OLDSMAR — When a Tarpon Springs artist illustrated a near $25,000 public art proposal with crude color-pencil sketches, Mayor Jim Ronecker didn't hold back.
"My 9-year-old daughter could've drawn this," he said. "I vote no."
Poster boards displayed at a City Council meeting Tuesday depicted a cartoonish kayaker, BMX biker, dolphin and armadillo, all to be rendered in aluminum and hung on a city-owned building at 510 St. Petersburg Drive E.
Robin Saenger, an artist and former Tarpon Springs city commissioner, worked with Oldsmar's Leisure Services Advisory Board to design the proposal.
The $24,750 cost for the art project would be funded through Oldsmar's Art in Public Places program, which requires developers of any commercial project in the city to contribute 1 percent of the project's budget for public art. The city also contributes 1 percent for any city construction project.
Saenger's animals and athletes, to be hand painted bright reds, yellows and blues, could be relocated around Oldsmar if the building were someday demolished, she said.
But some council members didn't like the concept.
"This doesn't represent the city of Oldsmar," said Vice Mayor Jerry Beverland. "This is not a criticism of the work. It's a criticism of the idea."
"Did you want something more historical?" Saenger asked.
"It doesn't have to be historical," he replied. "But it doesn't have to be comical."

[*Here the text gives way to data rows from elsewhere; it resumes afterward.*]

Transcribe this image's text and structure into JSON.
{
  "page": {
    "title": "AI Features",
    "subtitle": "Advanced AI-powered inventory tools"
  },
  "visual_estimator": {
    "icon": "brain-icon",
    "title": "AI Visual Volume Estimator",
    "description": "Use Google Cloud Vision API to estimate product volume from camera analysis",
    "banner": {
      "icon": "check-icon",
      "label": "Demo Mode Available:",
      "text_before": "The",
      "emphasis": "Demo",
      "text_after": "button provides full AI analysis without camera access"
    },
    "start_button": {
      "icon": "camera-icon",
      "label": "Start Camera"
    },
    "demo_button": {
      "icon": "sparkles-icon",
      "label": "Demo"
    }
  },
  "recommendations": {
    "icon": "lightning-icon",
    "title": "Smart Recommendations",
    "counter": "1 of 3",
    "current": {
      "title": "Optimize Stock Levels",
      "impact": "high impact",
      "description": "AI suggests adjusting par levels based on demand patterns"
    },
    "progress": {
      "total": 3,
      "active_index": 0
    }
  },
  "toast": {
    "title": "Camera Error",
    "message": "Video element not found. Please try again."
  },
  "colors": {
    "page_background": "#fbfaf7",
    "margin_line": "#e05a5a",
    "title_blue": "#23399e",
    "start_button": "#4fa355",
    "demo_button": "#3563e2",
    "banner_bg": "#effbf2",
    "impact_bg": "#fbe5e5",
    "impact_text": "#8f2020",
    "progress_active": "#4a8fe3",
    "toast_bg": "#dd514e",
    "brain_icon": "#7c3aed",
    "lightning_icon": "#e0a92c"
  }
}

Public art is central to Oldsmar's historic identity, Beverland said Friday. As a council member in 1994, he suggested the idea of a public art ordinance. The city's public art fund is now clearly defined and regularly fueled.
The Art in Public Places Program funded, for example, the bronze statues of children that stand around the city.
"Whatever you put out here says something about the city," said Beverland, an art dealer who has sold paintings to Christie's in New York. "What's important is what the whole council can come together on something that represents the culture of our city."
Archeologists digging up ancient civilizations learn from art, Beverland mused.
"Atlas holding the world makes a statement in Chicago. The Bull on Wall Street in New York. Abraham Lincoln in D.C.," he said.
"I don't want an armadillo representing the city of Oldsmar."
That's not to disrespect Saenger or the Leisure Services Advisory Board, he said, but the cartoon-like pieces the artist proposed would look better inside the library. Both Saenger and the advisory board, he said, have previously produced fine work.
"Usually they come up with good ideas," Ronecker said at the meeting Tuesday. "On this one, I just don't agree."
Council members voted 3-2 not to commission the artwork.
"What are we going to do now?" Council member Linda Norris asked. "We have to have art."
The members agreed to consider another proposal, which will be pitched by Saenger and the Leisure Services Advisory Board, at a future meeting. The revised piece, all parties agreed, should be a standalone work, such as a metal sculpture, somewhere downtown.
"But not a car," Norris said, laughing. "We have enough of those."
Danielle Paquette can be reached at email@example.com or (727) 445-4224. To write a letter to the editor, go to tampabay.com/letters.